EXERCISE OBJECTIVE:
Please copy every line from the following entries in which the word "JSON" appears.

[Element data from apps and pages]
———
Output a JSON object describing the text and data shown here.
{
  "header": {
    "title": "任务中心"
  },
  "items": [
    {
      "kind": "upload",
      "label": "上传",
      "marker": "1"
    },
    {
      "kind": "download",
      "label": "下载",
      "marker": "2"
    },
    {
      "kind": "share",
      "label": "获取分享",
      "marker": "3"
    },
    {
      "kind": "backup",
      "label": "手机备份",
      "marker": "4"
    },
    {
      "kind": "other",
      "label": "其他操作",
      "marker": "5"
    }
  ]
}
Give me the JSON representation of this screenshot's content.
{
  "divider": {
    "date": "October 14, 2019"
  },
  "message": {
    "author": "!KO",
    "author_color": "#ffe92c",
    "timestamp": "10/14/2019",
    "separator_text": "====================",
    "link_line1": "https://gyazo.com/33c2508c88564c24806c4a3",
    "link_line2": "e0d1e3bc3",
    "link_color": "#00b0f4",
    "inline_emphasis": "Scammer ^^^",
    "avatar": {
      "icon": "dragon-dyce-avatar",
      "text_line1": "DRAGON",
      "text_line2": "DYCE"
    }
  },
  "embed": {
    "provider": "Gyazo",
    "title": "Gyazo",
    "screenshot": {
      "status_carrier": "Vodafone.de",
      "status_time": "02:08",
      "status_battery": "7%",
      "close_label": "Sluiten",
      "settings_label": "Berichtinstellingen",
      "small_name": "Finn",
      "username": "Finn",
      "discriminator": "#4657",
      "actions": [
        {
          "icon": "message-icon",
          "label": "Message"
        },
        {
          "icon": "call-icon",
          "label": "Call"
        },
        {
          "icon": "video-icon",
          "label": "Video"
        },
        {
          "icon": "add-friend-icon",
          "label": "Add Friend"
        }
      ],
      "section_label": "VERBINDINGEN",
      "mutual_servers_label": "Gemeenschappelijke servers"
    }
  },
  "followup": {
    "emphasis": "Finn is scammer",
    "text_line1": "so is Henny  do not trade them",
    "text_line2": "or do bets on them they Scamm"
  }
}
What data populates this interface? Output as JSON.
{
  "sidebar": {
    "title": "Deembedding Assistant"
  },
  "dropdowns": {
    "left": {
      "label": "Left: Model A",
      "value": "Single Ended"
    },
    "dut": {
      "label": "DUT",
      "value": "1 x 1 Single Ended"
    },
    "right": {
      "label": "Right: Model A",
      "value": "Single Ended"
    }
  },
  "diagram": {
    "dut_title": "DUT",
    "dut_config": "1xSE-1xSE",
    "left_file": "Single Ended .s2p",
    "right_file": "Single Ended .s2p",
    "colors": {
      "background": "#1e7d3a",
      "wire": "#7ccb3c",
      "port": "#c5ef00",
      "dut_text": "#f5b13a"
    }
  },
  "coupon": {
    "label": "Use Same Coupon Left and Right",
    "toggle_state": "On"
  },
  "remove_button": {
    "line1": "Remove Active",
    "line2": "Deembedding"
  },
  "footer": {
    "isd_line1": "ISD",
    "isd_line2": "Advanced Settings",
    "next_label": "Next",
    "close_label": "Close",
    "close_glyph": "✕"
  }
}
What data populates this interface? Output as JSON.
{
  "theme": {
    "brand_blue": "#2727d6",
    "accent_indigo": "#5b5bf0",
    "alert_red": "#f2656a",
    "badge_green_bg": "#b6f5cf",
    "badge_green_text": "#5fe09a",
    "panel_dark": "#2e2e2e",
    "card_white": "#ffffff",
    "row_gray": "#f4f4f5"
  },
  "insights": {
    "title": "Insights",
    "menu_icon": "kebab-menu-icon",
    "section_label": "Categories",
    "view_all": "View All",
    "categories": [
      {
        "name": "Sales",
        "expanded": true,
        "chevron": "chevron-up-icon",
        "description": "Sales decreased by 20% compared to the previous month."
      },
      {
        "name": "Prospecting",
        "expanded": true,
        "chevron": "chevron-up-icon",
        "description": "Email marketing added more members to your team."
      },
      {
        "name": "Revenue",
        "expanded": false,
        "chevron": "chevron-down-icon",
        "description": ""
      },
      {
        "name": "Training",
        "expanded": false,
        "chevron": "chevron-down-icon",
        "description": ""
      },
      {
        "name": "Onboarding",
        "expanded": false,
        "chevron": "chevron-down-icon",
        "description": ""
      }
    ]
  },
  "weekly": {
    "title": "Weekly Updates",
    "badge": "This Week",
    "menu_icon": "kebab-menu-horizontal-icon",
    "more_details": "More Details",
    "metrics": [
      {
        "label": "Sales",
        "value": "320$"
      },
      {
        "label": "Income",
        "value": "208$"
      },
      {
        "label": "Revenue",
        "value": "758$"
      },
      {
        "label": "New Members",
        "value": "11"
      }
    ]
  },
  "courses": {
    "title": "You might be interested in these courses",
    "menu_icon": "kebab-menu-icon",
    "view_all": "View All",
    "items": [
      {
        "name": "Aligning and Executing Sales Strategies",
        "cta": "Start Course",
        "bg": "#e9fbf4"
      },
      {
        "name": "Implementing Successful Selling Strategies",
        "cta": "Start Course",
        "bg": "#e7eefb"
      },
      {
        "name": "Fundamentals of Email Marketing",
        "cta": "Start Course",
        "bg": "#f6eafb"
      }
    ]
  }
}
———
ANSWER FOR THIS EXERCISE:
Output a JSON object describing the text and data shown here.
Give me the JSON representation of this screenshot's content.
What data populates this interface? Output as JSON.
What data populates this interface? Output as JSON.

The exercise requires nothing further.